  1. "Once the volatile was exhausted, ... " -- Is volatile able to be used as a noun? Perhaps another synonym for kerosene.
  • No longer in the article (section was rewritten). Volatile is, however, a noun.
Film appearances
  1. Contemporary, as above
  • Done.
  1. "By contrast with Palmer's negative description, in episode 30 of the Sundance Channel television program Iconoclasts, featuring renowned magician David Blaine and artist Chuck Close, Blaine enthusiastically spoke of Al" -- Close is not really pertinent to this sentence. Why not have him linked in the next one?
  • Section was rewritten and this is no longer an issue,
  • "It was rumored that the Rockefeller Institute offered $10,000 to obtain Ali's stomach.[3] Even before his death the ghoulish rumor had circulated that the Rockefeller Institute sought to procure Ali's stomach upon his death, and would pay as much as $50,000 for it. This claim appeared in a poster advertising Ali's impending appearance at a theater during his lifetime." -- Perhaps finding a way to arrange this chronologically?
  • Also, who calls it ghoulish? Crisco 1492 (talk) 15:28, 7 December 2011 (UTC)
  • Was removed during peer review
  • Billings need references. Crisco 1492 (talk) 09:08, 5 December 2011 (UTC)
  • Done.
  • When was Politiquerias released?
  • Added.
  • Hold for one week. Crisco 1492 (talk) 10:07, 5 December 2011 (UTC)
  • Thanks much for the review. My time is constrained right now and between this and the peer review there is a lot to do. It may take me more than one week, but I am working on it.--Fuhghettaboutit (talk) 13:02, 7 December 2011 (UTC)
Okay, I'm basically done with responding to the concerns in the peer review and above. Please take a second look and thank you for the review. I wasn't expecting the GA and the peer review to happen at the same time, mostly because every GA I've submitted has taken more than 40 days before review.--Fuhghettaboutit (talk) 14:52, 18 December 2011 (UTC)

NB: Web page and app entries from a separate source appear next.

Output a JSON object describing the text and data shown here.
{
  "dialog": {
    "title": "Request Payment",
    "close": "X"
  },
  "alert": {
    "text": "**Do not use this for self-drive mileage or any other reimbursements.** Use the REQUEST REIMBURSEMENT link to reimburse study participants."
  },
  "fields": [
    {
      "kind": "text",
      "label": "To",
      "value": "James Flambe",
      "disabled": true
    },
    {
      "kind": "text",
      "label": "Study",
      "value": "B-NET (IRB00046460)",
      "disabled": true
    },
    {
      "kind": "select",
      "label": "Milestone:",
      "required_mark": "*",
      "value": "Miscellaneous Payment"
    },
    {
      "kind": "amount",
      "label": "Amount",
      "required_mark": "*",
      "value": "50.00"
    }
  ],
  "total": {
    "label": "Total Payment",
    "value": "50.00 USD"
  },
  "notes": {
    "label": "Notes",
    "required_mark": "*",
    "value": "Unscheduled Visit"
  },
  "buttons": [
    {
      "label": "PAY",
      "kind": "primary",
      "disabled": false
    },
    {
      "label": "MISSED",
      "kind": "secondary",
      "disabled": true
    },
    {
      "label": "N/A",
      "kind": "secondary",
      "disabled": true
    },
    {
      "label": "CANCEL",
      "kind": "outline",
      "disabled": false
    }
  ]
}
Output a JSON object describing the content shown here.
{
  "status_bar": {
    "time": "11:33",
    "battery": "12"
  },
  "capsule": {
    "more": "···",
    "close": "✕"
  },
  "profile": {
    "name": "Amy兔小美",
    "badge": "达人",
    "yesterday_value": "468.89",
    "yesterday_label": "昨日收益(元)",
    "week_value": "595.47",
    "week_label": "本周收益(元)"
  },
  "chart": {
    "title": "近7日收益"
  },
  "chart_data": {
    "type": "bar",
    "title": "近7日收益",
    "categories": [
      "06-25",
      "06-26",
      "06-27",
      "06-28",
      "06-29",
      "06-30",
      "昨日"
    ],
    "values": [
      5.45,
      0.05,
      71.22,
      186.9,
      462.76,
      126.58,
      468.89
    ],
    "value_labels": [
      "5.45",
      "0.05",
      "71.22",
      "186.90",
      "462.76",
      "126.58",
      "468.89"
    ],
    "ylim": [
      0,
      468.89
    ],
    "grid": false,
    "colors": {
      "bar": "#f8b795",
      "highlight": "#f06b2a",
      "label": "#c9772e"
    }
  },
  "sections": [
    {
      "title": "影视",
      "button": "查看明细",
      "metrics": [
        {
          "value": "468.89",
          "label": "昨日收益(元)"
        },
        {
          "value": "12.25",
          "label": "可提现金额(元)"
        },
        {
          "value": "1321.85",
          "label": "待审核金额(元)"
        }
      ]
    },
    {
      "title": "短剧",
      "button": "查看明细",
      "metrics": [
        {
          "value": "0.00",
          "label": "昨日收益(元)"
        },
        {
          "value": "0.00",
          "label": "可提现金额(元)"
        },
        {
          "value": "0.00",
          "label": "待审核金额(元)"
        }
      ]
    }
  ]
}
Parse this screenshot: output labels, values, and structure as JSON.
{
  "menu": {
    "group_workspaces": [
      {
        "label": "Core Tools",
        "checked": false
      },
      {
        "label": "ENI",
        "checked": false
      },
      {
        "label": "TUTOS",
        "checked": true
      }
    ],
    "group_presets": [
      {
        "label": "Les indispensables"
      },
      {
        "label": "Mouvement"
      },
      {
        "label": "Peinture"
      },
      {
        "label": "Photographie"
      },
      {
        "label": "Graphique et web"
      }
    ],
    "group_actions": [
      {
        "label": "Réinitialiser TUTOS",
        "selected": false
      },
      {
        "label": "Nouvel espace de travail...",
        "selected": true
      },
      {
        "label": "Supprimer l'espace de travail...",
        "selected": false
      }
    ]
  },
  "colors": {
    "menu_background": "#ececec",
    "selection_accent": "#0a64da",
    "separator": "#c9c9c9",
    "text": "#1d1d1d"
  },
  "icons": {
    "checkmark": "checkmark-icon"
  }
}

If improvements are imminent after the completed review, please place this GAN "on hold" rather than leaving it open. AstroCog (talk) 15:04, 13 December 2011 (UTC)

  • Sorry about that, could have sworn I had marked it as being on hold. Crisco 1492 (talk) 00:38, 19 December 2011 (UTC)
  • Good catch. I'm sure I had this cited in a prior version (or in an open screen when I was working offline) but it got lost somewhere. Added now. I made many changes per above and the peer review working offline, and then found your copyedit in place. Much obliged. I've folded in most of those changes.--Fuhghettaboutit (talk) 14:52, 18 December 2011 (UTC)
  • The changes look good. Passing. Crisco 1492 (talk) 00:38, 19 December 2011 (UTC)


The article reads (c. 1888–92 – November 5, 1937); to me, it reads like "born somewhen between 88 and 92". The note, however, says "[...]sources give Ali's year of birth as 1892 or approximately 1892. [...] If Ali's daughter was accurate about her father's age at the time of his death, he was born in 1887 or '88", meaning Ali is born either 1888 or 1892, making it somewhat misleading (and the possible dob 1887 is missing anyway).
How about something like: (c. 1887, 1888 or 1892 - November 5, 1937)?
Regards, Mottengott (talk) 13:26, 24 October 2012 (UTC)

  • With Sudirman I put the generally accepted date in the lead and infobox and gave a note afterwards. — Crisco 1492 (talk) 12:05, 25 October 2012 (UTC)
    • Changed accordingly, thanks. Regards, Mottengott (talk) 12:38, 25 October 2012 (UTC)

Burial place?[edit]

Considering all the travels and adventures befalling his corpse, it is a wonder that this article doesn't say where Hadji Ali is buried. Whereizzit? --Piledhigheranddeeper (talk) 18:56, 25 October 2012 (UTC)